Daniel Riches (son) age 30 (described in White's 1844 Suffolk directory as a shipowner, surveyor and land agent)
Elizabeth Riches (daughter age 15)
Lucy Jeppel age 20
Mary Ann Mills (female servant) age 20
Mary Ann Herrod (female servant) age 15
Robert Peck (manservant) age 25
Charles Gilbert (manservant) age 15
Jerusha Artis (mother-in-law?) age 85

The layout of White House Farm at this time may be seen from the Tithe Map and Apportionment of ? Green designates fields and properties of Daniel Riches of White House Farm.

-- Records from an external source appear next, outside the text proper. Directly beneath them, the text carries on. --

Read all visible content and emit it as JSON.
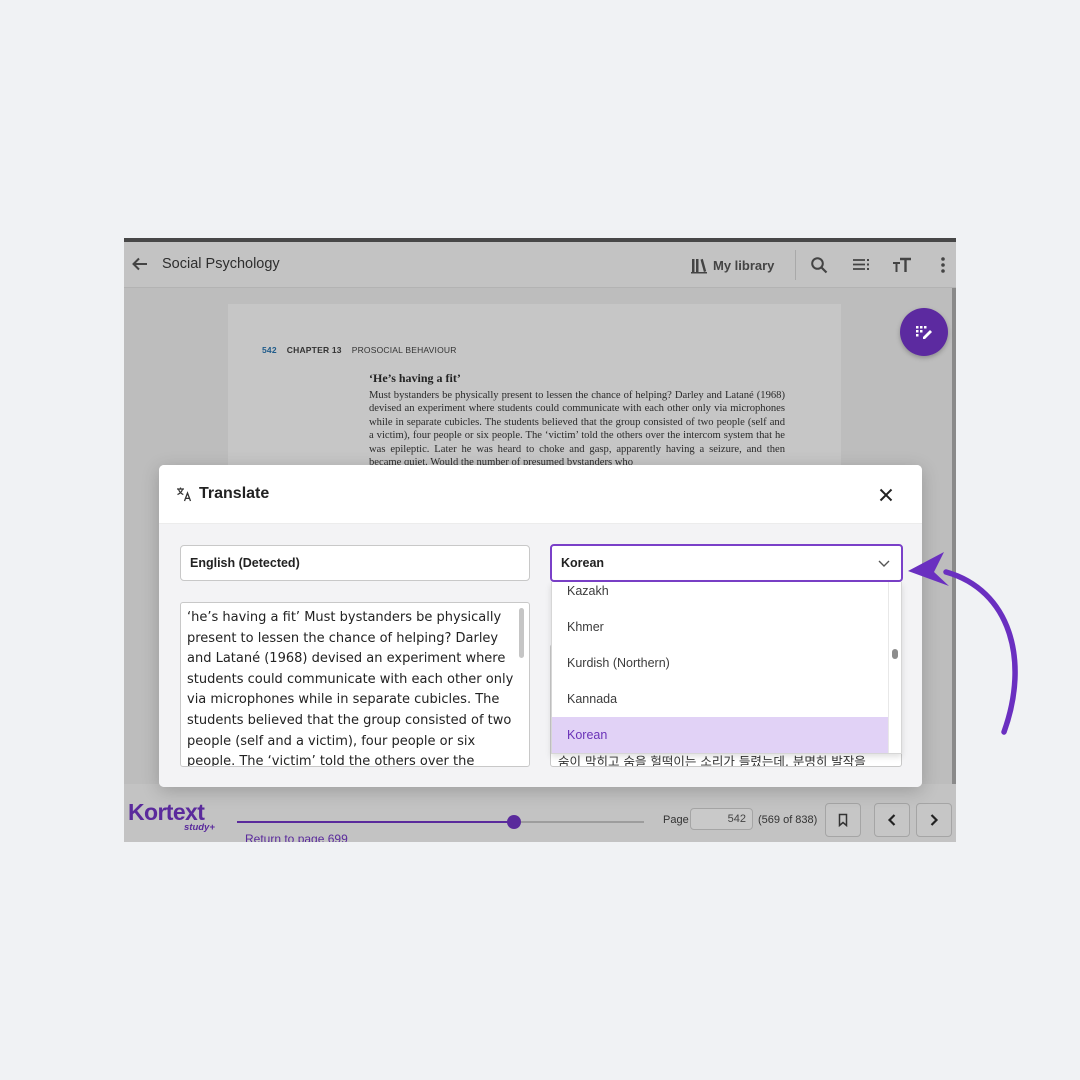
{
  "header": {
    "title": "Social Psychology",
    "library_label": "My library"
  },
  "page": {
    "number": "542",
    "chapter": "CHAPTER 13",
    "section": "PROSOCIAL BEHAVIOUR",
    "heading": "‘He’s having a fit’",
    "body": "Must bystanders be physically present to lessen the chance of helping? Darley and Latané (1968) devised an experiment where students could communicate with each other only via microphones while in separate cubicles. The students believed that the group consisted of two people (self and a victim), four people or six people. The ‘victim’ told the others over the intercom system that he was epileptic. Later he was heard to choke and gasp, apparently having a seizure, and then became quiet. Would the number of presumed bystanders who"
  },
  "translate": {
    "title": "Translate",
    "source_language": "English (Detected)",
    "target_language": "Korean",
    "source_text": "‘he’s having a fit’ Must bystanders be physically present to lessen the chance of helping? Darley and Latané (1968) devised an experiment where students could communicate with each other only via microphones while in separate cubicles. The students believed that the group consisted of two people (self and a victim), four people or six people. The ‘victim’ told the others over the",
    "target_text_visible": "숨이 막히고 숨을 헐떡이는 소리가 들렸는데, 분명히 발작을",
    "language_options": [
      "Kazakh",
      "Khmer",
      "Kurdish (Northern)",
      "Kannada",
      "Korean"
    ],
    "selected_option": "Korean"
  },
  "footer": {
    "brand": "Kortext",
    "brand_sub": "study+",
    "return_link": "Return to page 699",
    "page_label": "Page",
    "page_value": "542",
    "page_count": "(569 of 838)",
    "progress_fraction": 0.68
  },
  "colors": {
    "accent": "#5a2a9c",
    "selected_bg": "#e1d2f6",
    "annotation_arrow": "#6a2fc0"
  },
  "icons": [
    "back-arrow-icon",
    "library-icon",
    "search-icon",
    "contents-icon",
    "text-size-icon",
    "more-vert-icon",
    "annotate-icon",
    "translate-icon",
    "close-icon",
    "chevron-down-icon",
    "bookmark-icon",
    "chevron-left-icon",
    "chevron-right-icon"
  ]
}
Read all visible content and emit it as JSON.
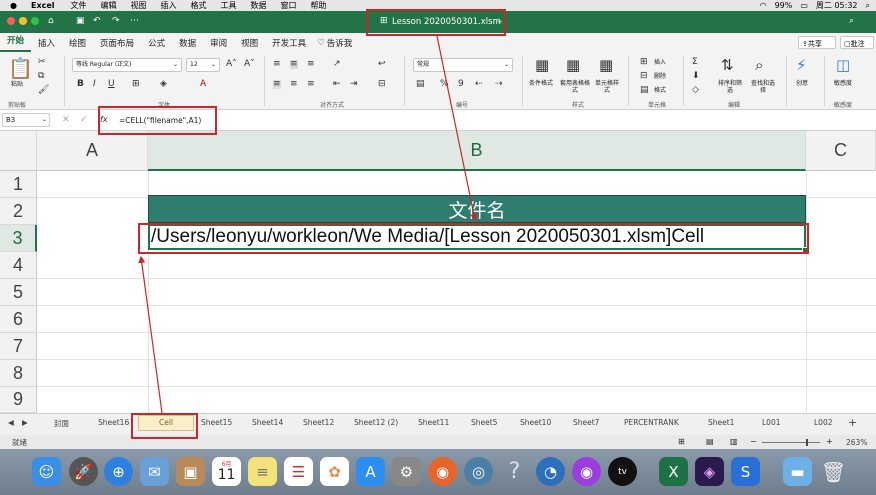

The total size of the farm was 241 acres. From the map it can be seen that it consisted of three blocks of land. The eastern block was based on Gough's Farm at Clay Common There were five large fields to the south and east of the White House itself. The eastern block was mostly fen pasture. Here there was a cottage and yards (now the site of Frostenden Farm) with three tenants. At the time of the Apportionments, Daniel Riches (born in Lowestoft) had other substantial estate in Reydon consisting of 114 acres with many small marsh fields. He was still at White House in the 1851 census where as farmer and landowner he had 220 acres employing 20 men. His eldest son Daniel is described as a shipowner, and his other son Benjamin was a grocer.

In the next census (1861) White House Farm was occupied by James Girling. In 1871 it was in the hands of Thomas Girling (employing 15 labourers and 7 boys). Thomas was still there in 1881 when he had 830 acres of land and employed 25 men and 5 boys. He was head of the White House household in 1891. He was described as a 'yeoman'. His son Herbert W Girling seems to have been farming

In Kelly's 1896 directory entry for Frostenden, a Mrs Martha Girling is described as a brickmaker. In the same directory for 1908 A Martha Girling is running an enterprise making bricks, tiles and drain pipes (moulded bricks of all descriptions). There is no Martha Girling listed in the 1891 and 1901 census returns for Frostenden. However, there is a Martha Collings (widow; age 68, born in Yoxford) in the 1891 census who is described as a brickmaker's employer). Martha Collings is listed in the Frostenden 1901 census age 77 as proprietor of the Frostenden Brickworks. The inference it that the Kelly's entries are erroneous.

Subsequent directories record Girling wives in Frostenden as follows:

1922 Mrs H. W Girling (wife of Herbert William farmer)
1935 Mrs E. E. Girling
1937 Mrs Eva E Girling The White House and Valley Farm.